[Page and application data records]
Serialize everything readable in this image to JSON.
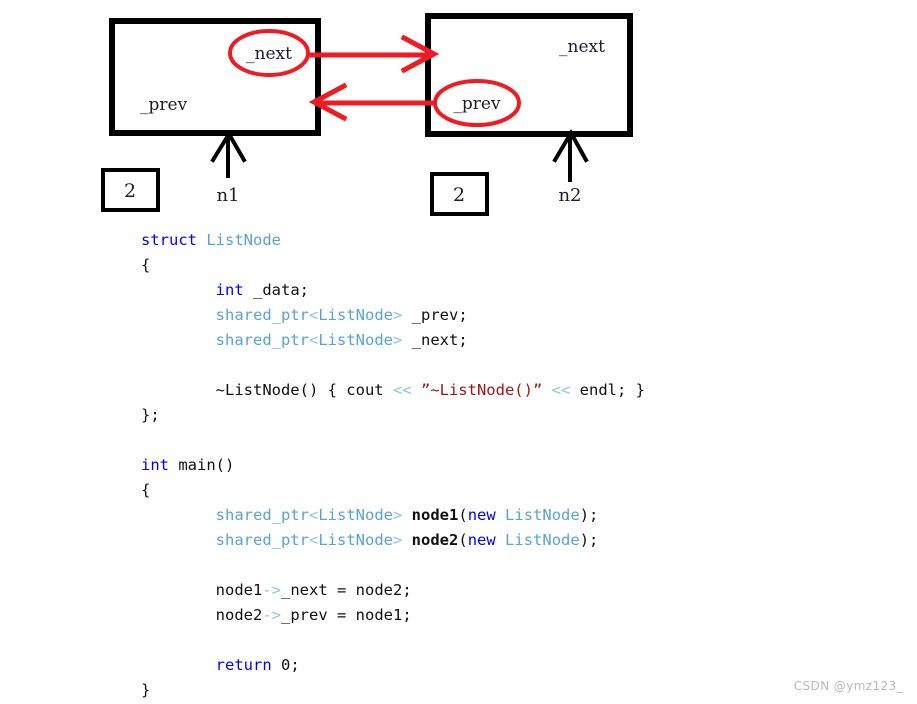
{
  "diagram": {
    "nodes": [
      {
        "id": "n1",
        "inner_label_bottom": "_prev",
        "circled_label": "_next",
        "pointer_name": "n1",
        "ref_count": "2"
      },
      {
        "id": "n2",
        "inner_label_top": "_next",
        "circled_label": "_prev",
        "pointer_name": "n2",
        "ref_count": "2"
      }
    ],
    "arrows": [
      {
        "name": "next-arrow",
        "from": "n1._next",
        "to": "n2",
        "color": "#ee1b24"
      },
      {
        "name": "prev-arrow",
        "from": "n2._prev",
        "to": "n1",
        "color": "#ee1b24"
      }
    ],
    "colors": {
      "box_stroke": "#000000",
      "highlight": "#ee1b24",
      "pointer_arrow": "#000000",
      "text": "#1c1c2e"
    }
  },
  "code": {
    "language": "cpp",
    "lines": [
      [
        {
          "t": "struct ",
          "c": "kw"
        },
        {
          "t": "ListNode",
          "c": "type"
        }
      ],
      [
        {
          "t": "{",
          "c": "plain"
        }
      ],
      [
        {
          "t": "        ",
          "c": "plain"
        },
        {
          "t": "int",
          "c": "kw"
        },
        {
          "t": " _data;",
          "c": "plain"
        }
      ],
      [
        {
          "t": "        ",
          "c": "plain"
        },
        {
          "t": "shared_ptr",
          "c": "type"
        },
        {
          "t": "<",
          "c": "op"
        },
        {
          "t": "ListNode",
          "c": "type"
        },
        {
          "t": ">",
          "c": "op"
        },
        {
          "t": " _prev;",
          "c": "plain"
        }
      ],
      [
        {
          "t": "        ",
          "c": "plain"
        },
        {
          "t": "shared_ptr",
          "c": "type"
        },
        {
          "t": "<",
          "c": "op"
        },
        {
          "t": "ListNode",
          "c": "type"
        },
        {
          "t": ">",
          "c": "op"
        },
        {
          "t": " _next;",
          "c": "plain"
        }
      ],
      [
        {
          "t": "",
          "c": "plain"
        }
      ],
      [
        {
          "t": "        ~ListNode() { cout ",
          "c": "plain"
        },
        {
          "t": "<<",
          "c": "op"
        },
        {
          "t": " ",
          "c": "plain"
        },
        {
          "t": "”~ListNode()”",
          "c": "str"
        },
        {
          "t": " ",
          "c": "plain"
        },
        {
          "t": "<<",
          "c": "op"
        },
        {
          "t": " endl; }",
          "c": "plain"
        }
      ],
      [
        {
          "t": "};",
          "c": "plain"
        }
      ],
      [
        {
          "t": "",
          "c": "plain"
        }
      ],
      [
        {
          "t": "int",
          "c": "kw"
        },
        {
          "t": " main()",
          "c": "plain"
        }
      ],
      [
        {
          "t": "{",
          "c": "plain"
        }
      ],
      [
        {
          "t": "        ",
          "c": "plain"
        },
        {
          "t": "shared_ptr",
          "c": "type"
        },
        {
          "t": "<",
          "c": "op"
        },
        {
          "t": "ListNode",
          "c": "type"
        },
        {
          "t": ">",
          "c": "op"
        },
        {
          "t": " ",
          "c": "plain"
        },
        {
          "t": "node1",
          "c": "ident"
        },
        {
          "t": "(",
          "c": "plain"
        },
        {
          "t": "new",
          "c": "kw"
        },
        {
          "t": " ",
          "c": "plain"
        },
        {
          "t": "ListNode",
          "c": "type"
        },
        {
          "t": ");",
          "c": "plain"
        }
      ],
      [
        {
          "t": "        ",
          "c": "plain"
        },
        {
          "t": "shared_ptr",
          "c": "type"
        },
        {
          "t": "<",
          "c": "op"
        },
        {
          "t": "ListNode",
          "c": "type"
        },
        {
          "t": ">",
          "c": "op"
        },
        {
          "t": " ",
          "c": "plain"
        },
        {
          "t": "node2",
          "c": "ident"
        },
        {
          "t": "(",
          "c": "plain"
        },
        {
          "t": "new",
          "c": "kw"
        },
        {
          "t": " ",
          "c": "plain"
        },
        {
          "t": "ListNode",
          "c": "type"
        },
        {
          "t": ");",
          "c": "plain"
        }
      ],
      [
        {
          "t": "",
          "c": "plain"
        }
      ],
      [
        {
          "t": "        node1",
          "c": "plain"
        },
        {
          "t": "->",
          "c": "op"
        },
        {
          "t": "_next = node2;",
          "c": "plain"
        }
      ],
      [
        {
          "t": "        node2",
          "c": "plain"
        },
        {
          "t": "->",
          "c": "op"
        },
        {
          "t": "_prev = node1;",
          "c": "plain"
        }
      ],
      [
        {
          "t": "",
          "c": "plain"
        }
      ],
      [
        {
          "t": "        ",
          "c": "plain"
        },
        {
          "t": "return",
          "c": "kw"
        },
        {
          "t": " 0;",
          "c": "plain"
        }
      ],
      [
        {
          "t": "}",
          "c": "plain"
        }
      ]
    ]
  },
  "watermark": {
    "text": "CSDN @ymz123_"
  }
}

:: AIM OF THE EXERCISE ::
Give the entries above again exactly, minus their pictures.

:: OUTPUT FOR THIS EXERCISE ::
Serialize everything readable in this image to JSON.
{
  "diagram": {
    "nodes": [
      {
        "id": "n1",
        "inner_label_bottom": "_prev",
        "circled_label": "_next",
        "pointer_name": "n1",
        "ref_count": "2"
      },
      {
        "id": "n2",
        "inner_label_top": "_next",
        "circled_label": "_prev",
        "pointer_name": "n2",
        "ref_count": "2"
      }
    ],
    "arrows": [
      {
        "name": "next-arrow",
        "from": "n1._next",
        "to": "n2",
        "color": "#ee1b24"
      },
      {
        "name": "prev-arrow",
        "from": "n2._prev",
        "to": "n1",
        "color": "#ee1b24"
      }
    ],
    "colors": {
      "box_stroke": "#000000",
      "highlight": "#ee1b24",
      "pointer_arrow": "#000000",
      "text": "#1c1c2e"
    }
  },
  "code": {
    "language": "cpp",
    "lines": [
      [
        {
          "t": "struct ",
          "c": "kw"
        },
        {
          "t": "ListNode",
          "c": "type"
        }
      ],
      [
        {
          "t": "{",
          "c": "plain"
        }
      ],
      [
        {
          "t": "        ",
          "c": "plain"
        },
        {
          "t": "int",
          "c": "kw"
        },
        {
          "t": " _data;",
          "c": "plain"
        }
      ],
      [
        {
          "t": "        ",
          "c": "plain"
        },
        {
          "t": "shared_ptr",
          "c": "type"
        },
        {
          "t": "<",
          "c": "op"
        },
        {
          "t": "ListNode",
          "c": "type"
        },
        {
          "t": ">",
          "c": "op"
        },
        {
          "t": " _prev;",
          "c": "plain"
        }
      ],
      [
        {
          "t": "        ",
          "c": "plain"
        },
        {
          "t": "shared_ptr",
          "c": "type"
        },
        {
          "t": "<",
          "c": "op"
        },
        {
          "t": "ListNode",
          "c": "type"
        },
        {
          "t": ">",
          "c": "op"
        },
        {
          "t": " _next;",
          "c": "plain"
        }
      ],
      [
        {
          "t": "",
          "c": "plain"
        }
      ],
      [
        {
          "t": "        ~ListNode() { cout ",
          "c": "plain"
        },
        {
          "t": "<<",
          "c": "op"
        },
        {
          "t": " ",
          "c": "plain"
        },
        {
          "t": "”~ListNode()”",
          "c": "str"
        },
        {
          "t": " ",
          "c": "plain"
        },
        {
          "t": "<<",
          "c": "op"
        },
        {
          "t": " endl; }",
          "c": "plain"
        }
      ],
      [
        {
          "t": "};",
          "c": "plain"
        }
      ],
      [
        {
          "t": "",
          "c": "plain"
        }
      ],
      [
        {
          "t": "int",
          "c": "kw"
        },
        {
          "t": " main()",
          "c": "plain"
        }
      ],
      [
        {
          "t": "{",
          "c": "plain"
        }
      ],
      [
        {
          "t": "        ",
          "c": "plain"
        },
        {
          "t": "shared_ptr",
          "c": "type"
        },
        {
          "t": "<",
          "c": "op"
        },
        {
          "t": "ListNode",
          "c": "type"
        },
        {
          "t": ">",
          "c": "op"
        },
        {
          "t": " ",
          "c": "plain"
        },
        {
          "t": "node1",
          "c": "ident"
        },
        {
          "t": "(",
          "c": "plain"
        },
        {
          "t": "new",
          "c": "kw"
        },
        {
          "t": " ",
          "c": "plain"
        },
        {
          "t": "ListNode",
          "c": "type"
        },
        {
          "t": ");",
          "c": "plain"
        }
      ],
      [
        {
          "t": "        ",
          "c": "plain"
        },
        {
          "t": "shared_ptr",
          "c": "type"
        },
        {
          "t": "<",
          "c": "op"
        },
        {
          "t": "ListNode",
          "c": "type"
        },
        {
          "t": ">",
          "c": "op"
        },
        {
          "t": " ",
          "c": "plain"
        },
        {
          "t": "node2",
          "c": "ident"
        },
        {
          "t": "(",
          "c": "plain"
        },
        {
          "t": "new",
          "c": "kw"
        },
        {
          "t": " ",
          "c": "plain"
        },
        {
          "t": "ListNode",
          "c": "type"
        },
        {
          "t": ");",
          "c": "plain"
        }
      ],
      [
        {
          "t": "",
          "c": "plain"
        }
      ],
      [
        {
          "t": "        node1",
          "c": "plain"
        },
        {
          "t": "->",
          "c": "op"
        },
        {
          "t": "_next = node2;",
          "c": "plain"
        }
      ],
      [
        {
          "t": "        node2",
          "c": "plain"
        },
        {
          "t": "->",
          "c": "op"
        },
        {
          "t": "_prev = node1;",
          "c": "plain"
        }
      ],
      [
        {
          "t": "",
          "c": "plain"
        }
      ],
      [
        {
          "t": "        ",
          "c": "plain"
        },
        {
          "t": "return",
          "c": "kw"
        },
        {
          "t": " 0;",
          "c": "plain"
        }
      ],
      [
        {
          "t": "}",
          "c": "plain"
        }
      ]
    ]
  },
  "watermark": {
    "text": "CSDN @ymz123_"
  }
}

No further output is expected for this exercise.